----- Supplied records -----

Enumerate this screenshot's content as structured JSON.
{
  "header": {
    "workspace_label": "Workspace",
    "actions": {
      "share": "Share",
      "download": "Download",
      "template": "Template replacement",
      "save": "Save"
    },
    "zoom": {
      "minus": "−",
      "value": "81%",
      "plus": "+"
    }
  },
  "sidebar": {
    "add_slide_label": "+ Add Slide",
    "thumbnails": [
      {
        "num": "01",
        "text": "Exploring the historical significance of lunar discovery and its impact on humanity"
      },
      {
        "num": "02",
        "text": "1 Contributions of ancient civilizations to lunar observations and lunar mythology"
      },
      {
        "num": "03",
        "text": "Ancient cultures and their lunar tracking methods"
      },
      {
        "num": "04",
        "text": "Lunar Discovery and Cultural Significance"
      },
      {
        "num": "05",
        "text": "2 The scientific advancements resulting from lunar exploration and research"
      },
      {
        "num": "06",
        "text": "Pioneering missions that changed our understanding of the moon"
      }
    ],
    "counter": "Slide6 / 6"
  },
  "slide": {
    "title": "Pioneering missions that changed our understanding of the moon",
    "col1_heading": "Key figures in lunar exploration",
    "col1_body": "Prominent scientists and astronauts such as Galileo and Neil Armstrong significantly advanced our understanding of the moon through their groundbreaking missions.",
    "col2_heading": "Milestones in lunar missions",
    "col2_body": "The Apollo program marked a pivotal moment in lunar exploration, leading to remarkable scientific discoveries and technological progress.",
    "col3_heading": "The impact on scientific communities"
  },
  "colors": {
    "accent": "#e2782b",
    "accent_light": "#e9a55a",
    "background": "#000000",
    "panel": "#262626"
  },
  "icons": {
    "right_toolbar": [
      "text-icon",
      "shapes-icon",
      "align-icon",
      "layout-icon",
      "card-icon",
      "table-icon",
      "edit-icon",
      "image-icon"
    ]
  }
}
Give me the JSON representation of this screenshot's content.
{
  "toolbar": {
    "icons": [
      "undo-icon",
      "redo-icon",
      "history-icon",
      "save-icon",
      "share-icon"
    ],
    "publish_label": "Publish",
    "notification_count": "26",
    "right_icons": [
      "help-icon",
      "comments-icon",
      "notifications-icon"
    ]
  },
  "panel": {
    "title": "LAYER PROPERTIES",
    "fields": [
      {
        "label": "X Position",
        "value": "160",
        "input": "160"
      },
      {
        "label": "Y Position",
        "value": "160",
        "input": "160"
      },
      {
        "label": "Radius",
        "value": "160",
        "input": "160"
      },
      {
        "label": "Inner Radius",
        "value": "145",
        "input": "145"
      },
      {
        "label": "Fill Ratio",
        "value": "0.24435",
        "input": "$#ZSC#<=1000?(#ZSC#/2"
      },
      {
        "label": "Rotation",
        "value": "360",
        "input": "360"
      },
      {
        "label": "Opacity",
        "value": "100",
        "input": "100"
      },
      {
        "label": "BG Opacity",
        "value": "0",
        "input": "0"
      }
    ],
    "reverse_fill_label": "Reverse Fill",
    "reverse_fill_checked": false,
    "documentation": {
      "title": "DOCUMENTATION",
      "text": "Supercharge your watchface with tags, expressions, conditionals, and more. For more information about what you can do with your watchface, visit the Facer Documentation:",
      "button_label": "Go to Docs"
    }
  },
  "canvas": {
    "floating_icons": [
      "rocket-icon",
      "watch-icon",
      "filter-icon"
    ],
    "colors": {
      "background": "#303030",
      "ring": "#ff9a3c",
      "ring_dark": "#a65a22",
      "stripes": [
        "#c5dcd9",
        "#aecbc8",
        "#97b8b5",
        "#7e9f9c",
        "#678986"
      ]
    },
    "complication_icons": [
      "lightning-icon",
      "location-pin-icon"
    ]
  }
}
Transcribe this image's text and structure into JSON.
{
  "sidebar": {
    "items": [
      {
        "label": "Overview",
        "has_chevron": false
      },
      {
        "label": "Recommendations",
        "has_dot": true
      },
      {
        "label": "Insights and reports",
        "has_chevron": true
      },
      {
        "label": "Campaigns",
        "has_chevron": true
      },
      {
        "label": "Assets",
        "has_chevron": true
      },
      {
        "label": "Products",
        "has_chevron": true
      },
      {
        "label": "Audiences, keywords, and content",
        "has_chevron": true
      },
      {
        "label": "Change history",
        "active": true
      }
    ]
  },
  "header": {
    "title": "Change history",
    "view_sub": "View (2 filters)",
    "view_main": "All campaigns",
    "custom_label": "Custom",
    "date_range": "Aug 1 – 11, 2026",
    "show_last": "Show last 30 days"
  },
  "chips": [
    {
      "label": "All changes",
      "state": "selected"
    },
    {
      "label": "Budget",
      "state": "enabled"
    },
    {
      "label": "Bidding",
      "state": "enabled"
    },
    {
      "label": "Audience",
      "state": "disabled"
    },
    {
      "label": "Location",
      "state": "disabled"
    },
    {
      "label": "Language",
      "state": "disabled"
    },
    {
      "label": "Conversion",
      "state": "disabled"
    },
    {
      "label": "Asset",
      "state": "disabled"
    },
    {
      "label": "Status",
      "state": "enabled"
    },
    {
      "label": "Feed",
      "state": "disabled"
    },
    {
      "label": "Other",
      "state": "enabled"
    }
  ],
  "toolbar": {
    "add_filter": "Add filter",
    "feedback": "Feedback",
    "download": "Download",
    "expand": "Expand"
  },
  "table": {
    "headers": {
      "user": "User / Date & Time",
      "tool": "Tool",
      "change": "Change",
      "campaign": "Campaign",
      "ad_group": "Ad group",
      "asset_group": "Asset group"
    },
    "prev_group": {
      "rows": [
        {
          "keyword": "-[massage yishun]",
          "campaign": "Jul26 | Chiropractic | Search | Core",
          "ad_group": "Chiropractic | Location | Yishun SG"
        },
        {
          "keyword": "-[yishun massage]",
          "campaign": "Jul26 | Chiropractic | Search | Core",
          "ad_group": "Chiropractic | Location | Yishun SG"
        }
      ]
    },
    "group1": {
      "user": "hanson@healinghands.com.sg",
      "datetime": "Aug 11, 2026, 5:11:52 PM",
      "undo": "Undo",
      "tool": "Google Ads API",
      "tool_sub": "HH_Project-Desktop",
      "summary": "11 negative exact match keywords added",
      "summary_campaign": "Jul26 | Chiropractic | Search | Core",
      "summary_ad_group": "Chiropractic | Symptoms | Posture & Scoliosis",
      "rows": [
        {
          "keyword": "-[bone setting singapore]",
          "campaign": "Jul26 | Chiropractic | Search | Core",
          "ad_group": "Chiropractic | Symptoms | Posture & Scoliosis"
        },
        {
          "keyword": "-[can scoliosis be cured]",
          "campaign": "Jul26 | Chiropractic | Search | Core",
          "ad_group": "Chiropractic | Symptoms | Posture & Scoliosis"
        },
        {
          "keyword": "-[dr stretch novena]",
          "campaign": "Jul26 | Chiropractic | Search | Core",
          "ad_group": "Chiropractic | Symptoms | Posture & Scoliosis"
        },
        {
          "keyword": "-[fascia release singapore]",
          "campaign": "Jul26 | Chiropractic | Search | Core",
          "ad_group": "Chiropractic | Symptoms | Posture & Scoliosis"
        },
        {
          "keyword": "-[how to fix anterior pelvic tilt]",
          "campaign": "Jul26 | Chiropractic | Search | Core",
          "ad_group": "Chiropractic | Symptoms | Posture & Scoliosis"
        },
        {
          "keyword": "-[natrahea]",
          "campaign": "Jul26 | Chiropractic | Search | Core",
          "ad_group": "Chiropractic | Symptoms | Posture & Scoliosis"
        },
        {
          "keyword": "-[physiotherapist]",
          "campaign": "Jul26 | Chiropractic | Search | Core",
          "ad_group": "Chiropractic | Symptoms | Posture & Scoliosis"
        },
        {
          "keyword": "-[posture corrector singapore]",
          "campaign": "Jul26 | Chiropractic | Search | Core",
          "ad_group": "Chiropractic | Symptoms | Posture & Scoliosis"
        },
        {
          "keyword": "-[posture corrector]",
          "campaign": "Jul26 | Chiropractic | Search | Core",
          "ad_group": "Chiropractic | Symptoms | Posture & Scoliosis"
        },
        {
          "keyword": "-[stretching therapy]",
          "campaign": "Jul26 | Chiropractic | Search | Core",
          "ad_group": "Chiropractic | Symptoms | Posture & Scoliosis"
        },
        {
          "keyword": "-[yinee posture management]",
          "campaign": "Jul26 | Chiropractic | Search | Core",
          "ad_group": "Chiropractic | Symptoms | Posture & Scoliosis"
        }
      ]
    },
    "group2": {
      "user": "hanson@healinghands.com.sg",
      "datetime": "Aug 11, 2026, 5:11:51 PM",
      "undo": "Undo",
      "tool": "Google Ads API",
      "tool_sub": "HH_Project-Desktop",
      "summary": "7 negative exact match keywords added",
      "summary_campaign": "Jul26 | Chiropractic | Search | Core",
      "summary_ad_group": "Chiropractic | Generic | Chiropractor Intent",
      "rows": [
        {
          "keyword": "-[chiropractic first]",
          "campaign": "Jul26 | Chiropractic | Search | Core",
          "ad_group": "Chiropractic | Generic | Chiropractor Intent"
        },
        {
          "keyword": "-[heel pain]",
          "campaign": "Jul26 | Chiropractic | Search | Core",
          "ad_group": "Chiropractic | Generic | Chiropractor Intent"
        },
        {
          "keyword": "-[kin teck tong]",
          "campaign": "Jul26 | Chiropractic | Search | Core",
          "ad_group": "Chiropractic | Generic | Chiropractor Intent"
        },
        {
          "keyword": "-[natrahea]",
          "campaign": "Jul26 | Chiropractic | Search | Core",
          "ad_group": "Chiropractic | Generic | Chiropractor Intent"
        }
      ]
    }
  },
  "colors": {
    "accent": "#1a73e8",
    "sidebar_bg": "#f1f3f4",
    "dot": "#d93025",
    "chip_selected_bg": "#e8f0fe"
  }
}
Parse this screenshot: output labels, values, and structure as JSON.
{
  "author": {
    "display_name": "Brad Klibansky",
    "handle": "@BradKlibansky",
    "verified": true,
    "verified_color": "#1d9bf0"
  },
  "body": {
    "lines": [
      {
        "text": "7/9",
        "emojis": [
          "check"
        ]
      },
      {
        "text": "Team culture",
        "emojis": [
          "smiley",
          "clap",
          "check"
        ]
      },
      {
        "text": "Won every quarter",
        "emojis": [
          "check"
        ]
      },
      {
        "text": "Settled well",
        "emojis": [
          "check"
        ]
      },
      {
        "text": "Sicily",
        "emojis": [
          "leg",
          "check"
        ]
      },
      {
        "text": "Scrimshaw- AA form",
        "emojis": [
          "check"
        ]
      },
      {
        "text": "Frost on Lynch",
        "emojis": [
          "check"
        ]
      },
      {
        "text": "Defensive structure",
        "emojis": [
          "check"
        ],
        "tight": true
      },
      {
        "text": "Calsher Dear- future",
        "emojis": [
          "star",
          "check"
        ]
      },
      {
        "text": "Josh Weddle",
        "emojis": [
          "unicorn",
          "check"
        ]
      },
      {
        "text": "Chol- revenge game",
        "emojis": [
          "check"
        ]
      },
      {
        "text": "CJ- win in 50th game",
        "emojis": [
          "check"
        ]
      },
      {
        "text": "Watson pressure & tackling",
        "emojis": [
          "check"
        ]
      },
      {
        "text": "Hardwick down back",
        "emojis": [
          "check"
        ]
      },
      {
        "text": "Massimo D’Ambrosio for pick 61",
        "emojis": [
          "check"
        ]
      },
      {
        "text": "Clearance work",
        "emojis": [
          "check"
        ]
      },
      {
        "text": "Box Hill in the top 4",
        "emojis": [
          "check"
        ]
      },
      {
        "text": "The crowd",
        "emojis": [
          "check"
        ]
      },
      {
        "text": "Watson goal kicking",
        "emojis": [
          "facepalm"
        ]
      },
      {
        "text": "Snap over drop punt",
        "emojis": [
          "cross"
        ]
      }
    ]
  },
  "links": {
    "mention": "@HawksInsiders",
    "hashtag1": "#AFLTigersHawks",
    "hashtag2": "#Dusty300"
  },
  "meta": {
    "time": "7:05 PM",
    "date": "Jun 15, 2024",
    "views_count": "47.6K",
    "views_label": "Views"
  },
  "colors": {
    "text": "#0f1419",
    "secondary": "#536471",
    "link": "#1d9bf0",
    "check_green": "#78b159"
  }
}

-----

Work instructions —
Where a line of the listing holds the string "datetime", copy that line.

Answer section —
      "datetime": "Aug 11, 2026, 5:11:52 PM",
      "datetime": "Aug 11, 2026, 5:11:51 PM",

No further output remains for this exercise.